Filter the entries and keep only the lines where the string "sample" appears.

[MATERIAL TO PROCESS Boundary: Start]

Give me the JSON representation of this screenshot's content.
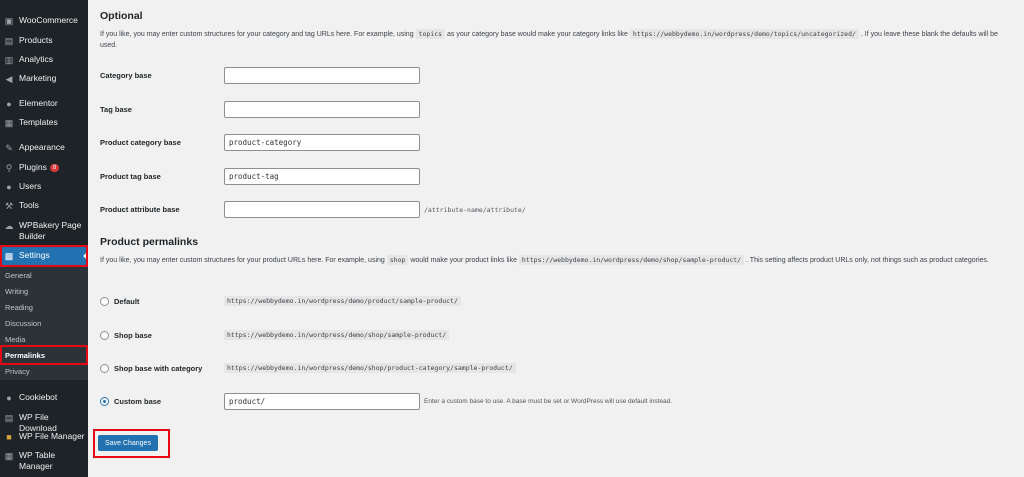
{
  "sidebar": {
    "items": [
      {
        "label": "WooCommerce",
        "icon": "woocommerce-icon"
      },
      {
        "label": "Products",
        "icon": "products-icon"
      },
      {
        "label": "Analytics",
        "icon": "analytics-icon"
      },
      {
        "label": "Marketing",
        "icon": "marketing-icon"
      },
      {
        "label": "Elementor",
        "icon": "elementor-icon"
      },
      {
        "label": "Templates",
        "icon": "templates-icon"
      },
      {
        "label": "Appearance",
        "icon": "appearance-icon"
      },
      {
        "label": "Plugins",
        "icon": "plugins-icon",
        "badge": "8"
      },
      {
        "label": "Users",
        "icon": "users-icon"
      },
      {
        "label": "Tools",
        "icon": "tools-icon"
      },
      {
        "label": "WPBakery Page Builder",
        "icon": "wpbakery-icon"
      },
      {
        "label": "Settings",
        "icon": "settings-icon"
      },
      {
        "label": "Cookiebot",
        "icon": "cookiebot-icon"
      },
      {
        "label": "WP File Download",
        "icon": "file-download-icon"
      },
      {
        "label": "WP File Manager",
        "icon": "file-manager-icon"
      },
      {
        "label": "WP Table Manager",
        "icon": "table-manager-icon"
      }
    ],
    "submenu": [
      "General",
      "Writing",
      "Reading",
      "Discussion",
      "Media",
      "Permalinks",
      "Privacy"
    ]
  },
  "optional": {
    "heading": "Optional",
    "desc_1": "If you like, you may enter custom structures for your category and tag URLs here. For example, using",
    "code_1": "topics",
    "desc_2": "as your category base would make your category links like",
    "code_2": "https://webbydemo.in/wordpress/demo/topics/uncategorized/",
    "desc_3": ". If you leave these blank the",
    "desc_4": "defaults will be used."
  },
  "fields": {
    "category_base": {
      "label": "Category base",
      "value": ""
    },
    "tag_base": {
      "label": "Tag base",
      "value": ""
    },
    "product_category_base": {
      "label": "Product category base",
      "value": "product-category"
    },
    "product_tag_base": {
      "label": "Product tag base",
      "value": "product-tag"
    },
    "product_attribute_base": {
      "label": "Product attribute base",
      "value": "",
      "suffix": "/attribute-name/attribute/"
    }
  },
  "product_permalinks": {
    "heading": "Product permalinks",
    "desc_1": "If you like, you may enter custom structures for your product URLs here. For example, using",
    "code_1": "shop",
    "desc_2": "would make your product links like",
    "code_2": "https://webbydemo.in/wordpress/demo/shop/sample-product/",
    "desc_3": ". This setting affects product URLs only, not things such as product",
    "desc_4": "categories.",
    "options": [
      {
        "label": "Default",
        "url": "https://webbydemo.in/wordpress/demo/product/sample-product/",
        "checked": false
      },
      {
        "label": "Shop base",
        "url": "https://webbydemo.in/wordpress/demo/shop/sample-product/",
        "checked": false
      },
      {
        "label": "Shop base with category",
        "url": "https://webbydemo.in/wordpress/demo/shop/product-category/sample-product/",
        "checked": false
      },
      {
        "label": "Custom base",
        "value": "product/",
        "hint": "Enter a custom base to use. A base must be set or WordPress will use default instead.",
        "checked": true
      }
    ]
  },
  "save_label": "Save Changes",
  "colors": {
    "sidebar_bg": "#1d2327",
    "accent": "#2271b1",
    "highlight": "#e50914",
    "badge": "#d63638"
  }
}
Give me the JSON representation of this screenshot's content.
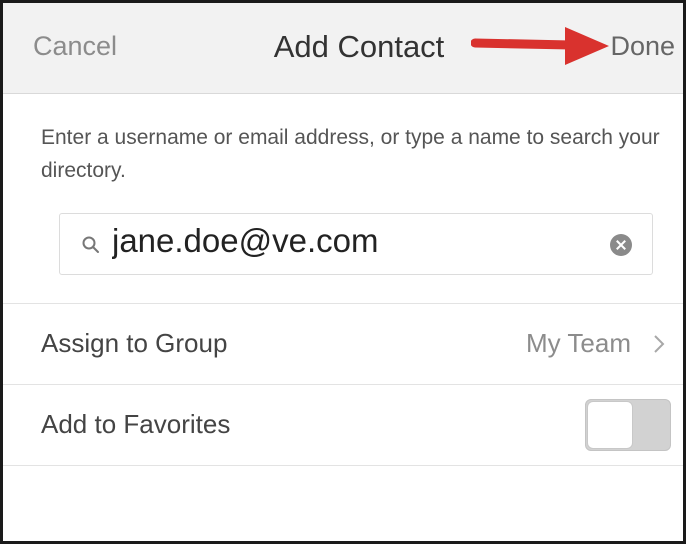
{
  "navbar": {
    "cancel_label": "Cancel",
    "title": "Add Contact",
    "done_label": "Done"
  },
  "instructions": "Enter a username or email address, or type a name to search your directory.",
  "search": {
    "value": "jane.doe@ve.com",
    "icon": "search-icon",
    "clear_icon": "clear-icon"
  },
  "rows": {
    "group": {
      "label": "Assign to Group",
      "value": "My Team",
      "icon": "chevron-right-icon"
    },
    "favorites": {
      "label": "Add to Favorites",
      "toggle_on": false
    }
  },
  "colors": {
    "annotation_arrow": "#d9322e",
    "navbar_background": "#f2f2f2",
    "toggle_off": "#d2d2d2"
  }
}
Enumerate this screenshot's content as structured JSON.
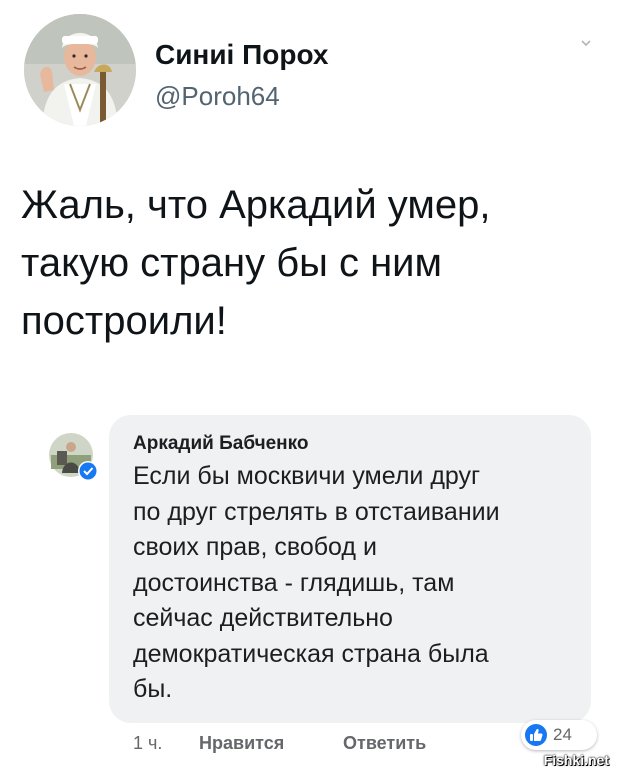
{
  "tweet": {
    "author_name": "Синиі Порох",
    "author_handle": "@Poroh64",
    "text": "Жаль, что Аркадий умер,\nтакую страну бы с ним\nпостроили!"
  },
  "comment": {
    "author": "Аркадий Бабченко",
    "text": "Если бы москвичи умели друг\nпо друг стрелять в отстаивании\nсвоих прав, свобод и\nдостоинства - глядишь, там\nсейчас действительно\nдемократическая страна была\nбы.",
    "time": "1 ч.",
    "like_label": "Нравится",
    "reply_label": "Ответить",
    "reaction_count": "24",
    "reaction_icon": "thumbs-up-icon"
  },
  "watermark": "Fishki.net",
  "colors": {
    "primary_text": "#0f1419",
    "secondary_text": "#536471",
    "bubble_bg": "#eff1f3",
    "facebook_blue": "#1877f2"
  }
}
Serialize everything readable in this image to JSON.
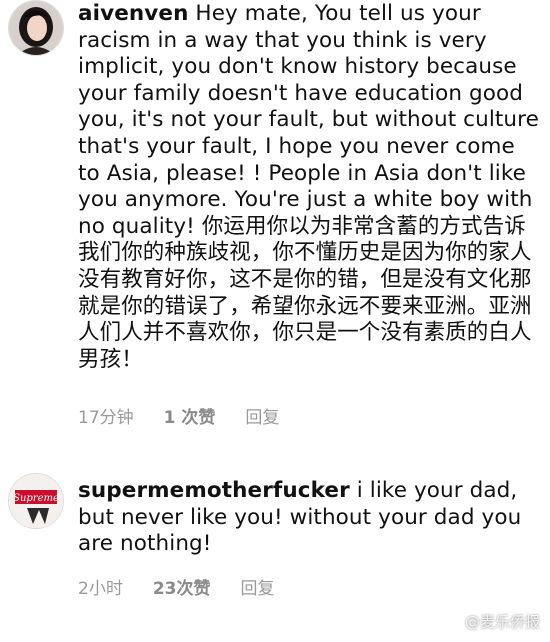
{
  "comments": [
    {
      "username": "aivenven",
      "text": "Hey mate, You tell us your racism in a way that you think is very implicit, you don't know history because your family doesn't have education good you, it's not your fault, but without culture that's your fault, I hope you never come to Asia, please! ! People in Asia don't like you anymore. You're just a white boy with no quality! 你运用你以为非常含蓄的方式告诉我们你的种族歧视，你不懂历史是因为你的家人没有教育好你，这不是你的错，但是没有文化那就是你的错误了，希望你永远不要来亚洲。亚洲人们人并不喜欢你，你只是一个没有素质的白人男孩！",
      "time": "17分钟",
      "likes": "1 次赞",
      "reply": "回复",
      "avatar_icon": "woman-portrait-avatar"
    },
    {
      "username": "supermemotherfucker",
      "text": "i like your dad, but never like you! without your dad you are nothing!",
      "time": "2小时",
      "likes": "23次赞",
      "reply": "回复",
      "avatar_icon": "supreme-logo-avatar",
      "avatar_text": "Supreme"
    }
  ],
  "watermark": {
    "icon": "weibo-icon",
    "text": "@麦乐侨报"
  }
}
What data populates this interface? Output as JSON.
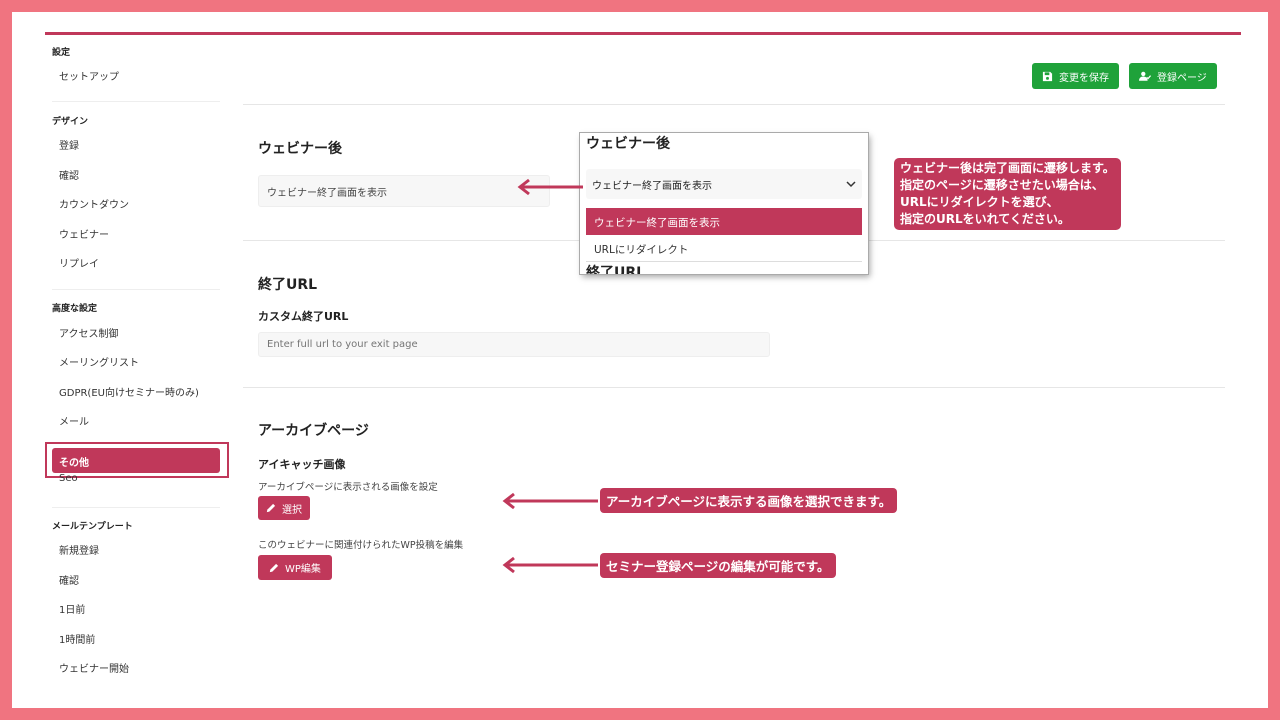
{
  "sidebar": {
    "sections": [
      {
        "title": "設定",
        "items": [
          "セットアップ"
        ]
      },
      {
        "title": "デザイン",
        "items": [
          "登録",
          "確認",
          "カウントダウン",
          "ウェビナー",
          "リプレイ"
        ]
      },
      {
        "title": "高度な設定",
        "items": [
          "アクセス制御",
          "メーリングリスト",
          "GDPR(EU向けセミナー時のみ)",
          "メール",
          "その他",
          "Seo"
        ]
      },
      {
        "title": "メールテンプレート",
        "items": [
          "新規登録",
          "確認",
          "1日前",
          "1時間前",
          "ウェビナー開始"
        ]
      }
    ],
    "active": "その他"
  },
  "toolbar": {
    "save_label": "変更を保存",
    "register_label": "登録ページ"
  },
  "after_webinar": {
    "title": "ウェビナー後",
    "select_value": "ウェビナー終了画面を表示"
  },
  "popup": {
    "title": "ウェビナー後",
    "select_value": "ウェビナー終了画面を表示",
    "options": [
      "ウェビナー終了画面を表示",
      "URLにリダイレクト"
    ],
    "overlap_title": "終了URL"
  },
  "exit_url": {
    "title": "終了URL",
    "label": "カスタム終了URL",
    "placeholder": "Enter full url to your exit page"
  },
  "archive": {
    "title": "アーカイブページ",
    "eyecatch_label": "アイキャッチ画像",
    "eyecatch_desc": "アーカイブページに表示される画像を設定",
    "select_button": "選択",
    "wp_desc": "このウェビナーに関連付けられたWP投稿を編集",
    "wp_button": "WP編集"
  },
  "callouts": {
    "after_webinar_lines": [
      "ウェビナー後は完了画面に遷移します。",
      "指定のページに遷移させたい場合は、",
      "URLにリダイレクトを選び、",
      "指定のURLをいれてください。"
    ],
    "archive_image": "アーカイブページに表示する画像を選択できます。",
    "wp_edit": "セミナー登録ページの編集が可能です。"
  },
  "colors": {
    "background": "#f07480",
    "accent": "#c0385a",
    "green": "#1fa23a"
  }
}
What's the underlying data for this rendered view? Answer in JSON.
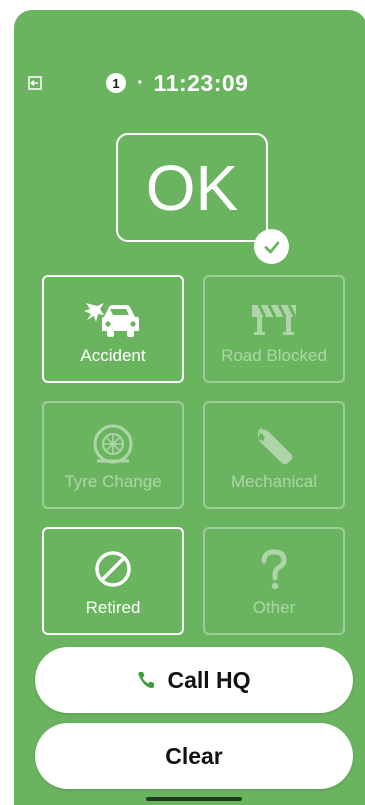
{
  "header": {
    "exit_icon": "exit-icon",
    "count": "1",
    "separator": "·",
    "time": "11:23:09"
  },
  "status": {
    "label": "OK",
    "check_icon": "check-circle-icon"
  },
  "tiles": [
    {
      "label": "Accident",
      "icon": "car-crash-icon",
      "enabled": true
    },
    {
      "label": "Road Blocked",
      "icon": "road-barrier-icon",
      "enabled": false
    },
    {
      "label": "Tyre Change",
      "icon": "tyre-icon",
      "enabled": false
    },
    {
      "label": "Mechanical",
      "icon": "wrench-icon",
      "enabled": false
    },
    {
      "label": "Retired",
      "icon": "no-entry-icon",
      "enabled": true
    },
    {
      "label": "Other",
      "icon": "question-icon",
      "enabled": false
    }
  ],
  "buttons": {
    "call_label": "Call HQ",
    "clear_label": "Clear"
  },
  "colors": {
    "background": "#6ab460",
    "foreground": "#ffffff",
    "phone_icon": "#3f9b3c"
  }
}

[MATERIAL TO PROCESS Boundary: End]

§ SOLUTION TO THE EXERCISE
    "code_2": "https://webbydemo.in/wordpress/demo/shop/sample-product/",
        "url": "https://webbydemo.in/wordpress/demo/product/sample-product/",
        "url": "https://webbydemo.in/wordpress/demo/shop/sample-product/",
        "url": "https://webbydemo.in/wordpress/demo/shop/product-category/sample-product/",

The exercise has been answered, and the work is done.